■ Your goal
Could you say how many lines in the entries contain the string "from"? Give only that number.

■ Data excerpts
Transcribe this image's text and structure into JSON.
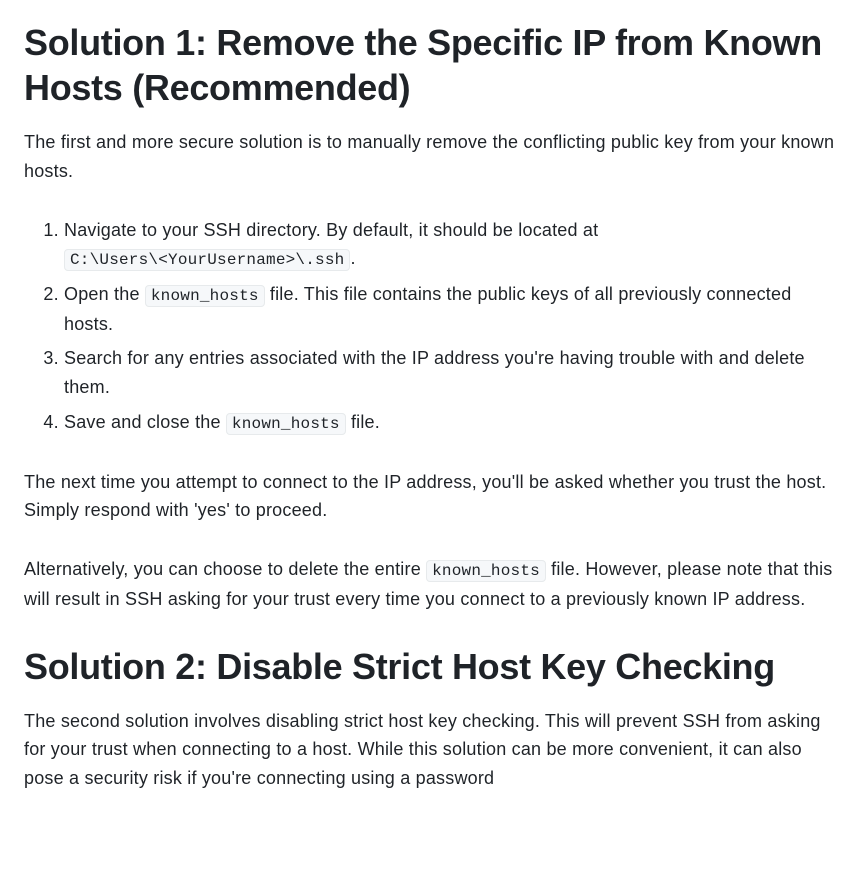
{
  "solution1": {
    "heading": "Solution 1: Remove the Specific IP from Known Hosts (Recommended)",
    "intro": "The first and more secure solution is to manually remove the conflicting public key from your known hosts.",
    "steps": {
      "s1a": "Navigate to your SSH directory. By default, it should be located at ",
      "s1code": "C:\\Users\\<YourUsername>\\.ssh",
      "s1b": ".",
      "s2a": "Open the ",
      "s2code": "known_hosts",
      "s2b": " file. This file contains the public keys of all previously connected hosts.",
      "s3": "Search for any entries associated with the IP address you're having trouble with and delete them.",
      "s4a": "Save and close the ",
      "s4code": "known_hosts",
      "s4b": " file."
    },
    "after1": "The next time you attempt to connect to the IP address, you'll be asked whether you trust the host. Simply respond with 'yes' to proceed.",
    "after2a": "Alternatively, you can choose to delete the entire ",
    "after2code": "known_hosts",
    "after2b": " file. However, please note that this will result in SSH asking for your trust every time you connect to a previously known IP address."
  },
  "solution2": {
    "heading": "Solution 2: Disable Strict Host Key Checking",
    "intro": "The second solution involves disabling strict host key checking. This will prevent SSH from asking for your trust when connecting to a host. While this solution can be more convenient, it can also pose a security risk if you're connecting using a password"
  }
}
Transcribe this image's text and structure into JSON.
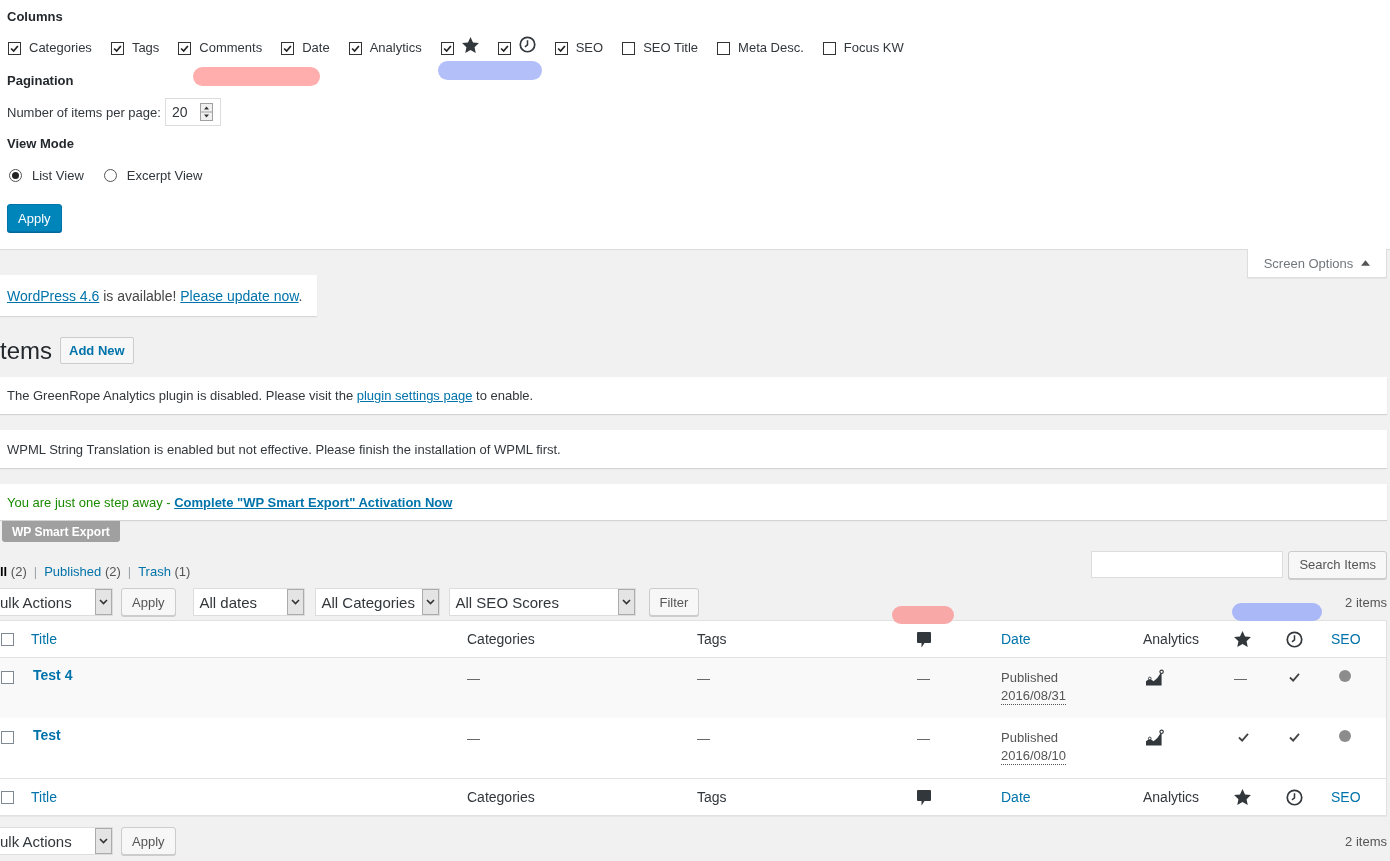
{
  "screen_options": {
    "columns_heading": "Columns",
    "columns": [
      {
        "kind": "text",
        "label": "Categories",
        "checked": true
      },
      {
        "kind": "text",
        "label": "Tags",
        "checked": true
      },
      {
        "kind": "text",
        "label": "Comments",
        "checked": true
      },
      {
        "kind": "text",
        "label": "Date",
        "checked": true
      },
      {
        "kind": "text",
        "label": "Analytics",
        "checked": true
      },
      {
        "kind": "star",
        "checked": true
      },
      {
        "kind": "clock",
        "checked": true
      },
      {
        "kind": "text",
        "label": "SEO",
        "checked": true
      },
      {
        "kind": "text",
        "label": "SEO Title",
        "checked": false
      },
      {
        "kind": "text",
        "label": "Meta Desc.",
        "checked": false
      },
      {
        "kind": "text",
        "label": "Focus KW",
        "checked": false
      }
    ],
    "pagination_heading": "Pagination",
    "per_page_label": "Number of items per page:",
    "per_page_value": "20",
    "view_mode_heading": "View Mode",
    "view_modes": [
      {
        "label": "List View",
        "selected": true
      },
      {
        "label": "Excerpt View",
        "selected": false
      }
    ],
    "apply_button": "Apply"
  },
  "screen_options_tab": {
    "label": "Screen Options",
    "expanded": true
  },
  "update_notice": {
    "segments": [
      {
        "kind": "link",
        "text": "WordPress 4.6"
      },
      {
        "kind": "text",
        "text": " is available! "
      },
      {
        "kind": "link",
        "text": "Please update now"
      },
      {
        "kind": "text",
        "text": "."
      }
    ]
  },
  "page_title": "tems",
  "add_new_button": "Add New",
  "notices": [
    {
      "success": false,
      "segments": [
        {
          "kind": "text",
          "text": "The GreenRope Analytics plugin is disabled. Please visit the "
        },
        {
          "kind": "link",
          "text": "plugin settings page"
        },
        {
          "kind": "text",
          "text": " to enable."
        }
      ]
    },
    {
      "success": false,
      "segments": [
        {
          "kind": "text",
          "text": "WPML String Translation is enabled but not effective. Please finish the installation of WPML first."
        }
      ]
    },
    {
      "success": true,
      "segments": [
        {
          "kind": "text",
          "text": "You are just one step away - "
        },
        {
          "kind": "bold-link",
          "text": "Complete \"WP Smart Export\" Activation Now"
        }
      ]
    }
  ],
  "export_tag": "WP Smart Export",
  "views": [
    {
      "label": "ll",
      "count": "(2)",
      "selected": true
    },
    {
      "label": "Published",
      "count": "(2)",
      "selected": false
    },
    {
      "label": "Trash",
      "count": "(1)",
      "selected": false
    }
  ],
  "view_separators": [
    "|",
    "|"
  ],
  "search_button": "Search Items",
  "top_actions": {
    "bulk_actions": "ulk Actions",
    "apply": "Apply",
    "date_filter": "All dates",
    "category_filter": "All Categories",
    "seo_filter": "All SEO Scores",
    "filter_button": "Filter",
    "item_count": "2 items"
  },
  "table": {
    "columns": [
      {
        "kind": "checkbox",
        "checked": false
      },
      {
        "kind": "link",
        "label": "Title"
      },
      {
        "kind": "text",
        "label": "Categories"
      },
      {
        "kind": "text",
        "label": "Tags"
      },
      {
        "kind": "comment"
      },
      {
        "kind": "link",
        "label": "Date"
      },
      {
        "kind": "text",
        "label": "Analytics"
      },
      {
        "kind": "star"
      },
      {
        "kind": "clock"
      },
      {
        "kind": "link",
        "label": "SEO"
      }
    ],
    "rows": [
      {
        "cells": [
          {
            "kind": "checkbox",
            "checked": false
          },
          {
            "kind": "title",
            "text": "Test 4"
          },
          {
            "kind": "text",
            "text": "—"
          },
          {
            "kind": "text",
            "text": "—"
          },
          {
            "kind": "text",
            "text": "—"
          },
          {
            "kind": "date",
            "status": "Published",
            "date": "2016/08/31"
          },
          {
            "kind": "chart"
          },
          {
            "kind": "text",
            "text": "—"
          },
          {
            "kind": "check"
          },
          {
            "kind": "dot",
            "color": "#8c8c8c"
          }
        ]
      },
      {
        "cells": [
          {
            "kind": "checkbox",
            "checked": false
          },
          {
            "kind": "title",
            "text": "Test"
          },
          {
            "kind": "text",
            "text": "—"
          },
          {
            "kind": "text",
            "text": "—"
          },
          {
            "kind": "text",
            "text": "—"
          },
          {
            "kind": "date",
            "status": "Published",
            "date": "2016/08/10"
          },
          {
            "kind": "chart"
          },
          {
            "kind": "check"
          },
          {
            "kind": "check"
          },
          {
            "kind": "dot",
            "color": "#8c8c8c"
          }
        ]
      }
    ],
    "footer_columns": [
      {
        "kind": "checkbox",
        "checked": false
      },
      {
        "kind": "link",
        "label": "Title"
      },
      {
        "kind": "text",
        "label": "Categories"
      },
      {
        "kind": "text",
        "label": "Tags"
      },
      {
        "kind": "comment"
      },
      {
        "kind": "link",
        "label": "Date"
      },
      {
        "kind": "text",
        "label": "Analytics"
      },
      {
        "kind": "star"
      },
      {
        "kind": "clock"
      },
      {
        "kind": "link",
        "label": "SEO"
      }
    ]
  },
  "bottom_actions": {
    "bulk_actions": "ulk Actions",
    "apply": "Apply",
    "item_count": "2 items"
  },
  "annotations": [
    {
      "color": "#ffadad"
    },
    {
      "color": "#b3bff9"
    },
    {
      "color": "#f9a8a8"
    },
    {
      "color": "#aab8f7"
    }
  ]
}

■ Exercise result
3